So our meetings continue and I will report back by way of this blog next week. This visit is already clearly illustrating to me the challenges we face before the trading doors with China are open. It is a long road, but one we are determined to successfully navigate.

Nick Allen
EBLEX sector director

Wednesday, 3 October 2012

Don’t fear the cleaver!

Fear and embarrassment. Words you’d sometimes associate with a potentially awkward visit to the local surgery.

However, they’re apparently more likely to be associated with – or rather putting off – a visit to your traditional independent butcher.

A BBC Breakfast report this week referred to an industry survey that suggested a quarter of shoppers avoid buying meat from butchers, while one in 10 find a visit to the butcher a daunting prospect. The report posed the question, ‘could confusion over cuts be to blame for shoppers opting for supermarkets instead?’

Undoubtedly, the number of independent butchers has dropped drastically in the last 30 or so years – to the tune of around 75% from 25,300 in 1977 to 6,773 in 2009, but can it really all be down to shoppers feeling daunted at the prospect of having to ask about certain cuts? After all, if your car conks out, you wouldn’t think twice about calling a mechanic, irrespective of how simple the problem may be to fix. Buying meat from a butcher surely shouldn’t cause that level of anxiety.
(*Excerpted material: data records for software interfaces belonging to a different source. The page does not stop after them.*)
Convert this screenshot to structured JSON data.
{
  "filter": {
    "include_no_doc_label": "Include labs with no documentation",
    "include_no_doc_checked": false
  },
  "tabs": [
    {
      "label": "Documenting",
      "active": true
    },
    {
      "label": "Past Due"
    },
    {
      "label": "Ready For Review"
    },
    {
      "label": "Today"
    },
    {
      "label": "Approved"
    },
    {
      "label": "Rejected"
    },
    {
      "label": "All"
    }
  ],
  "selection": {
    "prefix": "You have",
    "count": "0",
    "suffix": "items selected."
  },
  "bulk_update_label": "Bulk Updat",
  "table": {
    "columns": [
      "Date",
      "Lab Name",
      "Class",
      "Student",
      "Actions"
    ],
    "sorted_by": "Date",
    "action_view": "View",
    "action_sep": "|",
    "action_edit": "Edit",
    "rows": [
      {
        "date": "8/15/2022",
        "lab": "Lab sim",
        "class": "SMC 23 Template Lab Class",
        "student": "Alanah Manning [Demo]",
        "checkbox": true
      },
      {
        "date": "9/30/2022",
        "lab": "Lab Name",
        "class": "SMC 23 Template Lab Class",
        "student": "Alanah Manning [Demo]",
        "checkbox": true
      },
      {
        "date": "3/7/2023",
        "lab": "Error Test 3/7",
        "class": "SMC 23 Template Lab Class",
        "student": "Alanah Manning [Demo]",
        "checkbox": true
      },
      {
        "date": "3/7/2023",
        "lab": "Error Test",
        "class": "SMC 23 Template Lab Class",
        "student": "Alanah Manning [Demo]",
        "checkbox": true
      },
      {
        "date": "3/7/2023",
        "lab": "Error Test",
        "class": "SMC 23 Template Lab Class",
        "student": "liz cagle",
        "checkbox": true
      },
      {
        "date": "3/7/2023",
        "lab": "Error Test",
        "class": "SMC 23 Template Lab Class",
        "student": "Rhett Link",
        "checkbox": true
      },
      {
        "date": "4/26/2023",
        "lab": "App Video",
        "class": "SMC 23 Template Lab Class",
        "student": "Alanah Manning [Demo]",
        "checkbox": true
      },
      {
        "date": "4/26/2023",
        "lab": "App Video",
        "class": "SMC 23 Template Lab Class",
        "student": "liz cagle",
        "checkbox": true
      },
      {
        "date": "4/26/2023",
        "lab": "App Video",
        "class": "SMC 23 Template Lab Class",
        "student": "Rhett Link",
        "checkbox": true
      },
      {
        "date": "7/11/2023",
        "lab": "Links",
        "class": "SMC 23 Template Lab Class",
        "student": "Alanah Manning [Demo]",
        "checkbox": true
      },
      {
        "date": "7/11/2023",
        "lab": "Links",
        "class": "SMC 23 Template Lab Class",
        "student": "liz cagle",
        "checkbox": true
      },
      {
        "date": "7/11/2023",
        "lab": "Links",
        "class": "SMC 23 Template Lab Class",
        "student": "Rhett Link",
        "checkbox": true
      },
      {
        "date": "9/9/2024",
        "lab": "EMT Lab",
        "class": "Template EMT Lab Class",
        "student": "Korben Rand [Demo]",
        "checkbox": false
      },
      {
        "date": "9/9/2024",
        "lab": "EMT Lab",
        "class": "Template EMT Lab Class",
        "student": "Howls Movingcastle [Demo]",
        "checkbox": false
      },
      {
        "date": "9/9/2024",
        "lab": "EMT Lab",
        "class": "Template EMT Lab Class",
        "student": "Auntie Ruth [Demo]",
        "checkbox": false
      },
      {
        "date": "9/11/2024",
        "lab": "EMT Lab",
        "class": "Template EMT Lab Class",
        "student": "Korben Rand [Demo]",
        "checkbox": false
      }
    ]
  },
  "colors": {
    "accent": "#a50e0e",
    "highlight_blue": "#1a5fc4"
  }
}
Joking aside, helping to give consumers more confidence when choosing cuts to cook is an important job and one where EBLEX has been taking the lead.

We have recently launched a TV advertising campaign to remind consumers the Simple Pleasures of cooking with Quality Standard beef and lamb. Focusing on the satisfaction and accomplishment of cooking a great dish with Quality Standard Mark beef or lamb, the aim is to communicate to consumers that cooking with beef and lamb can be very simple and rewarding.

Different versions on the advert focus on different consumer life-stage groups are being supported by a video-on-demand campaign, press advertising and online activity, in the form of display advertising and social media content.

In addition, EBLEX has teamed up with Henry Herbert, one half of the Fabulous Baker Brothers, to launch a Master Butchery scheme in association with Quality Standard Mark beef and lamb. Developed to help educate keen cooks on how to get the best out of their butcher, it is also aimed at encouraging them to have a go at some easy home butchery themselves.

And if that wasn’t enough, EBLEX has also launched a free app to encourage young people to get cooking with beef and lamb and master five basic meals by the age of 25 as part of the 5by25 campaign. The app aims to give novices the skills and confidence to get in the kitchen. Users can choose the dish they want to learn by searching for a main ingredient or cooking time.

Plenty going on education-wise then, so the message is clear – if you’re unsure about what beef or lamb cuts to buy or how best to prepare them, don’t fear, help is here either via EBLEX or a visit to your local butcher.